Posted by Christina Potter on

ReadyWho doesn’t enjoy some friendly competition? And what better way to spend your time than with your dog? Combine these two and the world is your oyster. Or, should you not eat seafood, your steak. There are many organizations, such as the Kennel Club, AKC (American Kennel Club), or UKC (United Kennel Club), that offer organized performance events of different types. There are also organizations which specialize in only one type of event, for example USDAA (United States Dog Agility Association) for agility or ASFA (American Sighthound Field Association) for lure coursing. No matter what suits your fancy - flyball, tracking or hunting with your four legged teammate - there is a performance event for you.

For those of you who aren’t sure where to get started, one option is Rally Obedience. It is ideal for the beginner because, in the novice class, your dog is always on leash. Plus, any breed is welcome to enter an AKC rally trial. Training for rally is useful in everyday life and is a good foundation for any other event you may want to undertake.

In rally, a dog and his handler complete a numbered course. The course consists of a series of stations, 10 to 20 depending on the level of competition. Each station has a sign with instructions for the dog to complete. The signs will instruct the dog to “sit”, “wait”, “turn left”, etc. The handler is allowed to encourage the dog in any way he desires; talking, whistling, clapping. The handler is not, however, allowed to touch the dog, nor should he pull the dog around with the leash. The team moves together from station to station at a lively pace, with the dog always on the handler’s left. They move from station to station, completing each sign before moving on to the next. A judge is in the ring watching the team perform the stations and taking notes. There is a time limit in which to complete the course.

Organized canine performance events and the training that goes with them are a great way to bond with your dog and meet new people. They are mentally stimulating for your furry teammate and the exercise will do you both good. So the next time you’re sitting on your couch with a bag of potato chips, while watching reruns of Frasier and surfing the web, consider searching for nearby doggy schools and give rally training a go. Your dog and your waistline will thank you.

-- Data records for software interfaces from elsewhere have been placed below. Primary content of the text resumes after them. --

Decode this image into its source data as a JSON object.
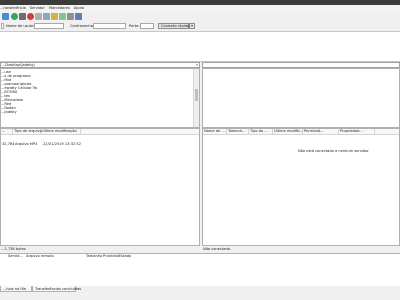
{
  "menu": [
    "...ransferência",
    "Servidor",
    "Marcadores",
    "Ajuda"
  ],
  "toolbar": {
    "icons": [
      "connect-icon",
      "refresh-icon",
      "process-queue-icon",
      "cancel-icon",
      "disconnect-icon",
      "reconnect-icon",
      "filter-icon",
      "compare-icon",
      "sync-browse-icon",
      "search-icon"
    ]
  },
  "quickconnect": {
    "user_label": "Nome de usuário:",
    "password_label": "Contrasenha:",
    "port_label": "Porta:",
    "button_label": "Conexão rápida"
  },
  "local": {
    "path": "...Desktop\\Jadeby\\",
    "tree": [
      "...use",
      "...s de programa",
      "...ftist",
      "...gramaoriginals",
      "...ewotty Cellular Tw",
      "...ROGRA",
      "...tes",
      "...Mercadola",
      "...Red",
      "...Rodan",
      "...Jadeby"
    ],
    "columns": [
      "...",
      "Tipo de arquivo",
      "Última modificação"
    ],
    "files": [
      {
        "size": "32,784",
        "type": "Arquivo MP4",
        "modified": "22/01/2019 13:32:52"
      }
    ],
    "status": "...2,738 bytes"
  },
  "remote": {
    "path": "",
    "columns": [
      "Nome de ...",
      "Tamanh...",
      "Tipo do ...",
      "Última modific...",
      "Permissõ...",
      "Propriedad..."
    ],
    "empty_message": "Não está conectado a nenhum servidor",
    "status": "Não conectado."
  },
  "queue": {
    "columns": [
      "Servid...",
      "Arquivo remoto",
      "Tamanho",
      "Prioridad",
      "Estado"
    ]
  },
  "tabs": [
    "...ivos na fila",
    "Transferências concluídas"
  ]
}
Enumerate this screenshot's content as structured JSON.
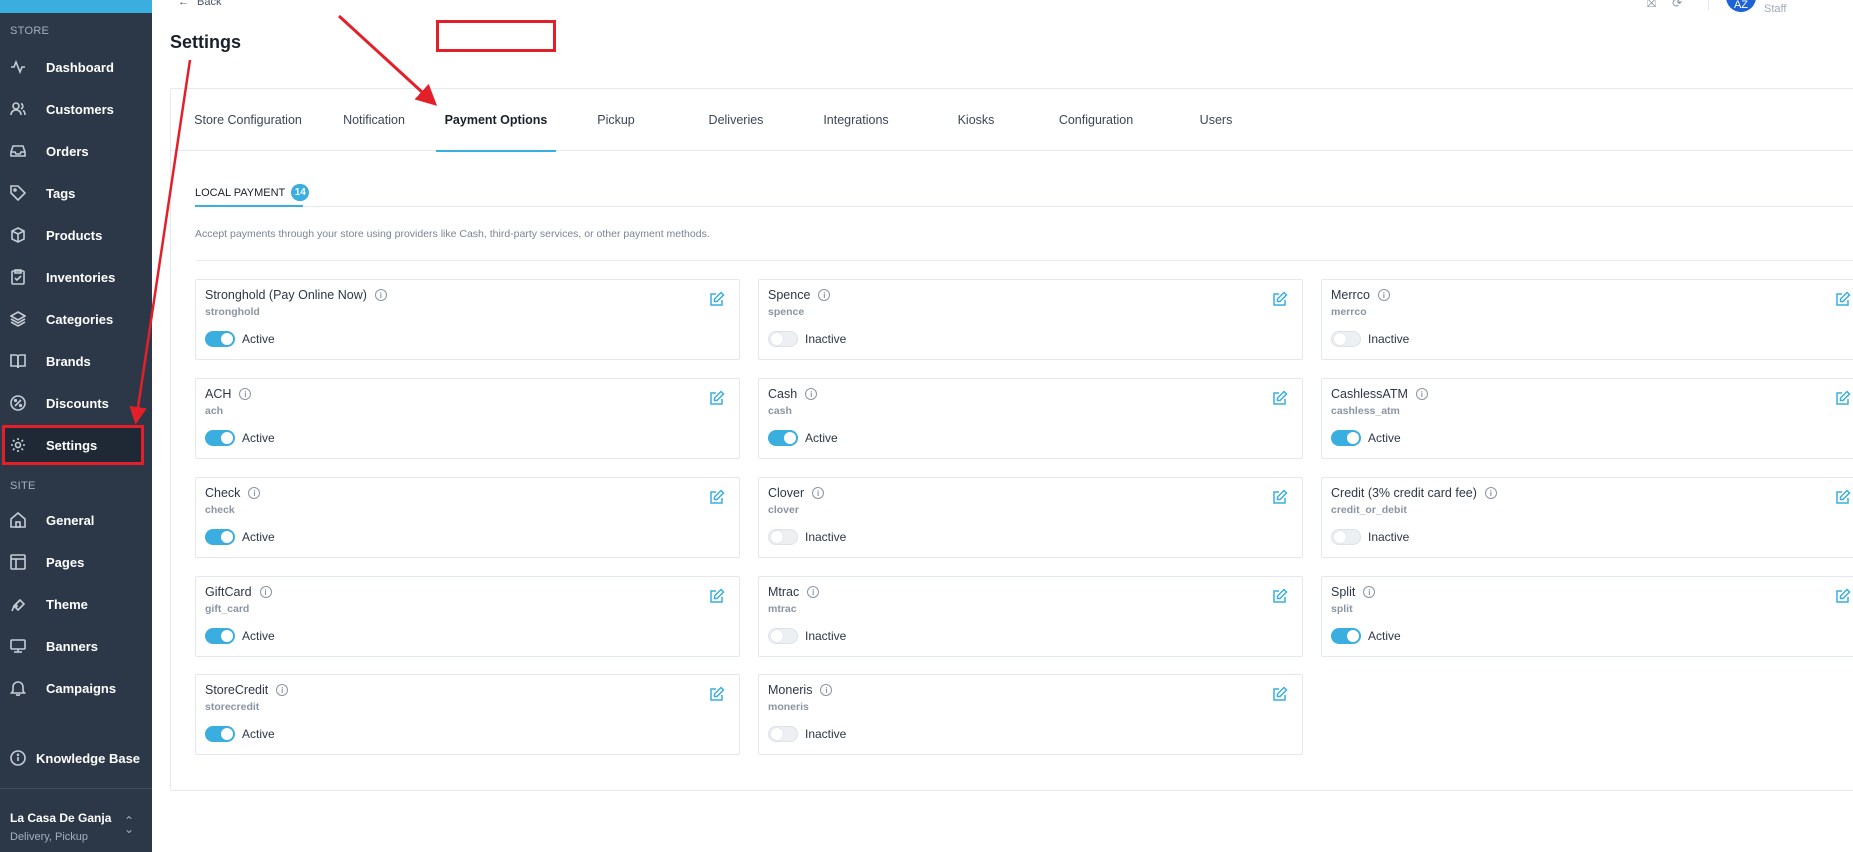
{
  "sidebar": {
    "store_section": "STORE",
    "site_section": "SITE",
    "store_items": [
      {
        "label": "Dashboard",
        "icon": "activity-icon"
      },
      {
        "label": "Customers",
        "icon": "users-icon"
      },
      {
        "label": "Orders",
        "icon": "inbox-icon"
      },
      {
        "label": "Tags",
        "icon": "tag-icon"
      },
      {
        "label": "Products",
        "icon": "box-icon"
      },
      {
        "label": "Inventories",
        "icon": "clipboard-icon"
      },
      {
        "label": "Categories",
        "icon": "layers-icon"
      },
      {
        "label": "Brands",
        "icon": "book-icon"
      },
      {
        "label": "Discounts",
        "icon": "percent-icon"
      },
      {
        "label": "Settings",
        "icon": "gear-icon"
      }
    ],
    "site_items": [
      {
        "label": "General",
        "icon": "home-icon"
      },
      {
        "label": "Pages",
        "icon": "layout-icon"
      },
      {
        "label": "Theme",
        "icon": "pen-tool-icon"
      },
      {
        "label": "Banners",
        "icon": "monitor-icon"
      },
      {
        "label": "Campaigns",
        "icon": "bell-icon"
      }
    ],
    "knowledge_base": "Knowledge Base",
    "store_name": "La Casa De Ganja",
    "store_sub": "Delivery, Pickup"
  },
  "header": {
    "back_label": "Back",
    "title": "Settings",
    "avatar_initials": "AZ",
    "role": "Staff"
  },
  "tabs": [
    {
      "label": "Store Configuration"
    },
    {
      "label": "Notification"
    },
    {
      "label": "Payment Options"
    },
    {
      "label": "Pickup"
    },
    {
      "label": "Deliveries"
    },
    {
      "label": "Integrations"
    },
    {
      "label": "Kiosks"
    },
    {
      "label": "Configuration"
    },
    {
      "label": "Users"
    }
  ],
  "active_tab": "Payment Options",
  "subtab": {
    "label": "LOCAL PAYMENT",
    "count": "14"
  },
  "description": "Accept payments through your store using providers like Cash, third-party services, or other payment methods.",
  "payments": [
    {
      "name": "Stronghold (Pay Online Now)",
      "slug": "stronghold",
      "status": "Active"
    },
    {
      "name": "Spence",
      "slug": "spence",
      "status": "Inactive"
    },
    {
      "name": "Merrco",
      "slug": "merrco",
      "status": "Inactive"
    },
    {
      "name": "ACH",
      "slug": "ach",
      "status": "Active"
    },
    {
      "name": "Cash",
      "slug": "cash",
      "status": "Active"
    },
    {
      "name": "CashlessATM",
      "slug": "cashless_atm",
      "status": "Active"
    },
    {
      "name": "Check",
      "slug": "check",
      "status": "Active"
    },
    {
      "name": "Clover",
      "slug": "clover",
      "status": "Inactive"
    },
    {
      "name": "Credit (3% credit card fee)",
      "slug": "credit_or_debit",
      "status": "Inactive"
    },
    {
      "name": "GiftCard",
      "slug": "gift_card",
      "status": "Active"
    },
    {
      "name": "Mtrac",
      "slug": "mtrac",
      "status": "Inactive"
    },
    {
      "name": "Split",
      "slug": "split",
      "status": "Active"
    },
    {
      "name": "StoreCredit",
      "slug": "storecredit",
      "status": "Active"
    },
    {
      "name": "Moneris",
      "slug": "moneris",
      "status": "Inactive"
    }
  ],
  "colors": {
    "sidebar_bg": "#2c3848",
    "accent": "#3aaedf",
    "annotation_red": "#e3202a"
  }
}
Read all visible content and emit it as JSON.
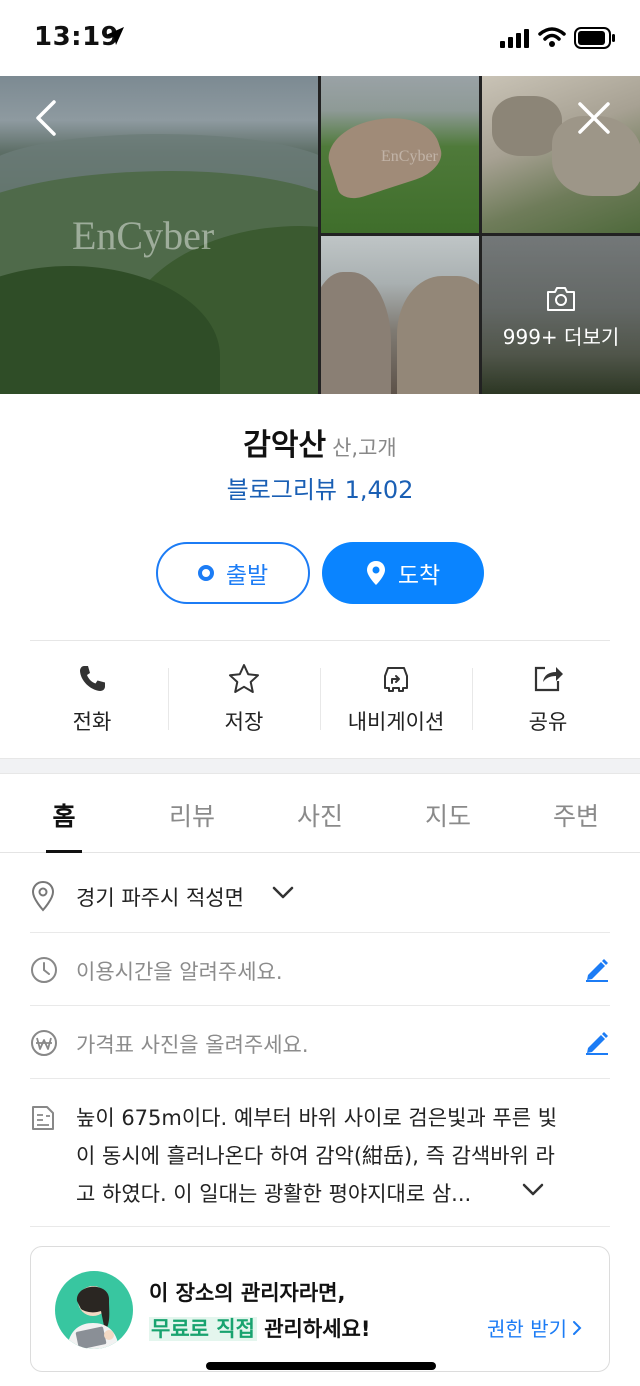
{
  "status_bar": {
    "time": "13:19"
  },
  "gallery": {
    "watermark": "EnCyber",
    "watermark_small": "EnCyber",
    "more_label": "999+ 더보기"
  },
  "place": {
    "name": "감악산",
    "category": "산,고개",
    "blog_review_label": "블로그리뷰",
    "blog_review_count": "1,402"
  },
  "route": {
    "depart_label": "출발",
    "arrive_label": "도착"
  },
  "actions": [
    {
      "label": "전화",
      "icon": "phone-icon"
    },
    {
      "label": "저장",
      "icon": "star-icon"
    },
    {
      "label": "내비게이션",
      "icon": "car-navigation-icon"
    },
    {
      "label": "공유",
      "icon": "share-icon"
    }
  ],
  "tabs": [
    {
      "label": "홈",
      "active": true
    },
    {
      "label": "리뷰",
      "active": false
    },
    {
      "label": "사진",
      "active": false
    },
    {
      "label": "지도",
      "active": false
    },
    {
      "label": "주변",
      "active": false
    }
  ],
  "info": {
    "address": "경기 파주시 적성면",
    "hours_placeholder": "이용시간을 알려주세요.",
    "price_placeholder": "가격표 사진을 올려주세요.",
    "description_lines": [
      "높이 675m이다. 예부터 바위 사이로 검은빛과 푸른 빛",
      "이 동시에 흘러나온다 하여 감악(紺岳), 즉 감색바위 라",
      "고 하였다. 이 일대는 광활한 평야지대로 삼..."
    ]
  },
  "promo": {
    "line1": "이 장소의 관리자라면,",
    "line2_highlight": "무료로 직접",
    "line2_rest": " 관리하세요!",
    "claim_label": "권한 받기"
  },
  "colors": {
    "accent": "#0a84ff",
    "link": "#1a5fb4",
    "promo_green": "#18a36f"
  }
}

If you enjoy Christina's writing, check her books out! She is the author of “Chester Gigolo: Diary of a Dog Star” and "Insider Training: Chester Gigolo’s Dog Training Secrets Revealed” for which she won the 2016 DWAA Captain Haggerty award for Best Training Book and the 11th Annual National Indie Excellence Award (Animals & Pets). She is also a contributing author to “Animal Stars: Behind the Scenes with Your Favorite Animal Actors”. She has written multiple articles which have appeared in various international publications.